WORK ORDER:
Exact repetition is required: reproduce every line of the data.

[Collection entries]
· · · ·

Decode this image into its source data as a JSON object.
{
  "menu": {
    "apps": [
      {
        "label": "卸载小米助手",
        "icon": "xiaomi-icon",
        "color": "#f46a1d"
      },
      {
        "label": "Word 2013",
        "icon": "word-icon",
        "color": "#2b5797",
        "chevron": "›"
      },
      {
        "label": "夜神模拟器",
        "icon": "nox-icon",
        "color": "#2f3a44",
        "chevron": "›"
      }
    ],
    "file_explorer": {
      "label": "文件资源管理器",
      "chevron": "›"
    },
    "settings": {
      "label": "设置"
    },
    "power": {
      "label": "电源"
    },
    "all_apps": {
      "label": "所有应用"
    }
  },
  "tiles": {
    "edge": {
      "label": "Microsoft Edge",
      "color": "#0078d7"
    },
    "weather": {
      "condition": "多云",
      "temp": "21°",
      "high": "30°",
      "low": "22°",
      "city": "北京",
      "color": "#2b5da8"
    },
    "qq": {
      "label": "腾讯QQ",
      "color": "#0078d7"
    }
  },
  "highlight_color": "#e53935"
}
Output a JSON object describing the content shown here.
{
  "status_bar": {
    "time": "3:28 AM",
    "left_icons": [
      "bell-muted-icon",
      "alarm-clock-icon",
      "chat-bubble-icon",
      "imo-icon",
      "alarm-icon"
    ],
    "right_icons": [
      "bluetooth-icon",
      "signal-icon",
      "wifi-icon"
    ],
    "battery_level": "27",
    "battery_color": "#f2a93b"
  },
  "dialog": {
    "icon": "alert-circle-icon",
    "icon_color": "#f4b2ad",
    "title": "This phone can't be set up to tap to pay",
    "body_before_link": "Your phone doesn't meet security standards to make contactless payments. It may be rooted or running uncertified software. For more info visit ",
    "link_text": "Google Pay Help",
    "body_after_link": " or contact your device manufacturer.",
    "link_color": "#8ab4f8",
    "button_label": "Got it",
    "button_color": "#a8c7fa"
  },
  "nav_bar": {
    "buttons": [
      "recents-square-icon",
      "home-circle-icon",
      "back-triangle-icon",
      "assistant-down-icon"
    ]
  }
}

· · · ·

RESPONSE TO THIS TASK:
Decode this image into its source data as a JSON object.
{
  "menu": {
    "apps": [
      {
        "label": "卸载小米助手",
        "icon": "xiaomi-icon",
        "color": "#f46a1d"
      },
      {
        "label": "Word 2013",
        "icon": "word-icon",
        "color": "#2b5797",
        "chevron": "›"
      },
      {
        "label": "夜神模拟器",
        "icon": "nox-icon",
        "color": "#2f3a44",
        "chevron": "›"
      }
    ],
    "file_explorer": {
      "label": "文件资源管理器",
      "chevron": "›"
    },
    "settings": {
      "label": "设置"
    },
    "power": {
      "label": "电源"
    },
    "all_apps": {
      "label": "所有应用"
    }
  },
  "tiles": {
    "edge": {
      "label": "Microsoft Edge",
      "color": "#0078d7"
    },
    "weather": {
      "condition": "多云",
      "temp": "21°",
      "high": "30°",
      "low": "22°",
      "city": "北京",
      "color": "#2b5da8"
    },
    "qq": {
      "label": "腾讯QQ",
      "color": "#0078d7"
    }
  },
  "highlight_color": "#e53935"
}
Output a JSON object describing the content shown here.
{
  "status_bar": {
    "time": "3:28 AM",
    "left_icons": [
      "bell-muted-icon",
      "alarm-clock-icon",
      "chat-bubble-icon",
      "imo-icon",
      "alarm-icon"
    ],
    "right_icons": [
      "bluetooth-icon",
      "signal-icon",
      "wifi-icon"
    ],
    "battery_level": "27",
    "battery_color": "#f2a93b"
  },
  "dialog": {
    "icon": "alert-circle-icon",
    "icon_color": "#f4b2ad",
    "title": "This phone can't be set up to tap to pay",
    "body_before_link": "Your phone doesn't meet security standards to make contactless payments. It may be rooted or running uncertified software. For more info visit ",
    "link_text": "Google Pay Help",
    "body_after_link": " or contact your device manufacturer.",
    "link_color": "#8ab4f8",
    "button_label": "Got it",
    "button_color": "#a8c7fa"
  },
  "nav_bar": {
    "buttons": [
      "recents-square-icon",
      "home-circle-icon",
      "back-triangle-icon",
      "assistant-down-icon"
    ]
  }
}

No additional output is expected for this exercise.